Design of rack and pattern assembly jigs is one of the key areas in which the implementation of 3D models was required to reduce labor intensity. A jig in shipbuilding is a set of supports (racks or patterns) on which a section of a hull is assembled. Design of the jig at the same time consists in defining locations of the supports and calculating their exact height. The use of two-dimensional projections of a drawing for this work imposes restrictions on possible spatial positions of the section during assembly, and also requires increased attention and accuracy when creating constructions. When it became possible to use a 3D model as a "primary source" of the hull geometry, bypassing the two-dimensional drawing, a task was set to automate the process of designing the jig. This task was successfully solved with the help of T-FLEX CAD developers, who created a plugin for the VS that performs all the constructions for calculating the height of the supports (this will be discussed in a separate article). A user's task was to prepare the model of the section, place it in the right way and specify location points of the supports. To use this technology, the company has developed a methodology that includes a description of the entire process: preparing a model, working with a plugin, modeling patterns. This technique has been mastered and successfully applied already on several orders, while a significant reduction in the complexity of the design has been achieved. In this case most of the time can be spent on preparing the model (with complex geometry and splitting a plating into sheets). Reducing the time to prepare a model is a separate task and is associated with importing models of hull sections. And this problem should be solved, most likely, no longer within the enterprise, but in cooperation with a designer who develops a ship model in shipbuilding CAD and transmits it through a neutral format.

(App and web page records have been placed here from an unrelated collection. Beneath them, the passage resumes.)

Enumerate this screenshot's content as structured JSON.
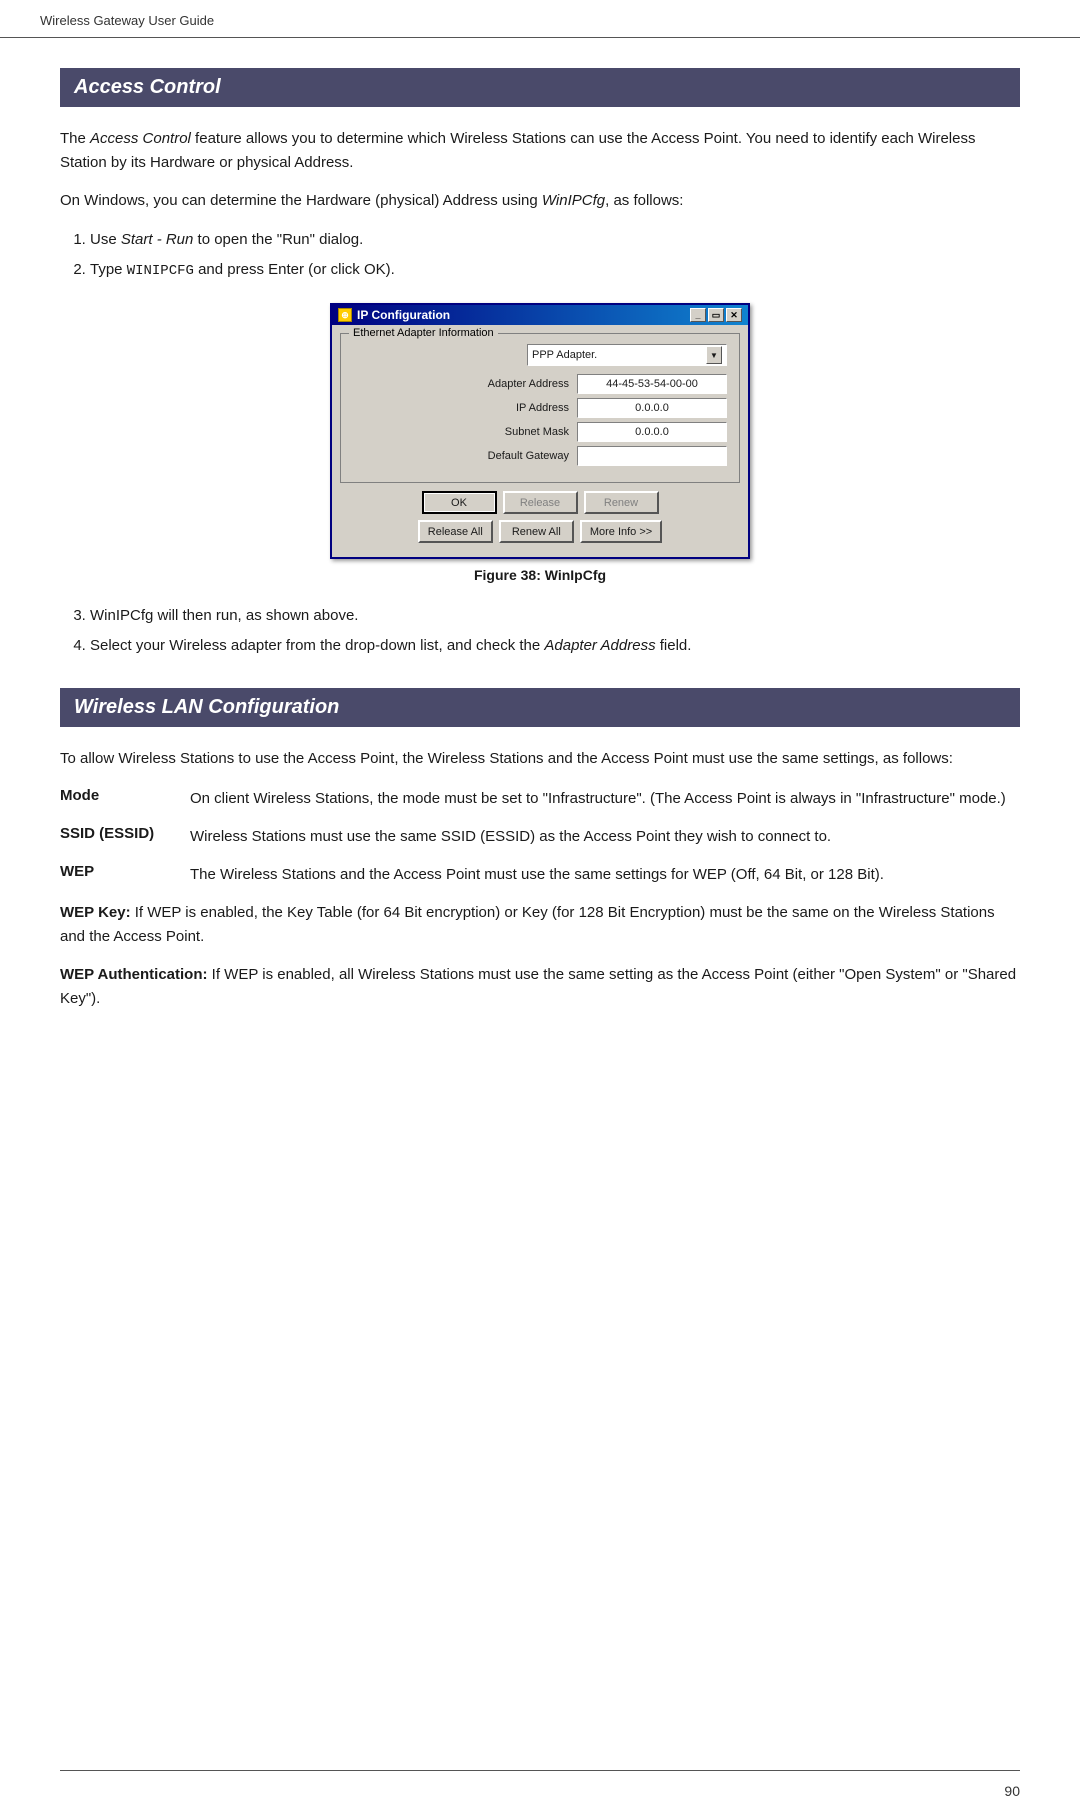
{
  "header": {
    "text": "Wireless Gateway User Guide"
  },
  "access_control": {
    "heading": "Access Control",
    "paragraph1": "The Access Control feature allows you to determine which Wireless Stations can use the Access Point. You need to identify each Wireless Station by its Hardware or physical Address.",
    "paragraph1_italic": "Access Control",
    "paragraph2_prefix": "On Windows, you can determine the Hardware (physical) Address using ",
    "paragraph2_italic": "WinIPCfg",
    "paragraph2_suffix": ", as follows:",
    "steps": [
      {
        "id": 1,
        "text_prefix": "Use ",
        "text_italic": "Start - Run",
        "text_suffix": " to open the \"Run\" dialog."
      },
      {
        "id": 2,
        "text_prefix": "Type ",
        "text_mono": "WINIPCFG",
        "text_suffix": " and press Enter (or click OK)."
      }
    ],
    "dialog": {
      "title": "IP Configuration",
      "group_label": "Ethernet Adapter Information",
      "dropdown_value": "PPP Adapter.",
      "fields": [
        {
          "label": "Adapter Address",
          "value": "44-45-53-54-00-00"
        },
        {
          "label": "IP Address",
          "value": "0.0.0.0"
        },
        {
          "label": "Subnet Mask",
          "value": "0.0.0.0"
        },
        {
          "label": "Default Gateway",
          "value": ""
        }
      ],
      "buttons_row1": [
        "OK",
        "Release",
        "Renew"
      ],
      "buttons_row2": [
        "Release All",
        "Renew All",
        "More Info >>"
      ]
    },
    "figure_caption": "Figure 38: WinIpCfg",
    "step3": "WinIPCfg will then run, as shown above.",
    "step4_prefix": "Select your Wireless adapter from the drop-down list, and check the ",
    "step4_italic": "Adapter Address",
    "step4_suffix": " field."
  },
  "wireless_lan": {
    "heading": "Wireless LAN Configuration",
    "intro": "To allow Wireless Stations to use the Access Point, the Wireless Stations and the Access Point must use the same settings, as follows:",
    "terms": [
      {
        "label": "Mode",
        "desc": "On client Wireless Stations, the mode must be set to \"Infrastructure\". (The Access Point is always in \"Infrastructure\" mode.)"
      },
      {
        "label": "SSID (ESSID)",
        "desc": "Wireless Stations must use the same SSID (ESSID) as the Access Point they wish to connect to."
      },
      {
        "label": "WEP",
        "desc": "The Wireless Stations and the Access Point must use the same settings for WEP (Off, 64 Bit, or 128 Bit)."
      }
    ],
    "wep_key_bold": "WEP Key:",
    "wep_key_text": " If WEP is enabled, the Key Table (for 64 Bit encryption) or Key (for 128 Bit Encryption) must be the same on the Wireless Stations and the Access Point.",
    "wep_auth_bold": "WEP Authentication:",
    "wep_auth_text": " If WEP is enabled, all Wireless Stations must use the same setting as the Access Point (either \"Open System\" or \"Shared Key\")."
  },
  "footer": {
    "page_number": "90"
  }
}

It can be concluded that since the introduction of T-FLEX CAD at the enterprise, it has become possible to significantly automate the developing of technological equipment in some main areas, reducing labor intensity and increasing productivity of the EPPD. It is also important to note that part of the automation work is done by the enterprise, but a lot of help was provided by the employees of CJSC “Top Systems”, who have been providing support since beginning of beta testing. Staff of EPPD hopes for further development of the T-FLEX CAD system, further mutually beneficial cooperation and eventually improvement of the quality and productivity of work!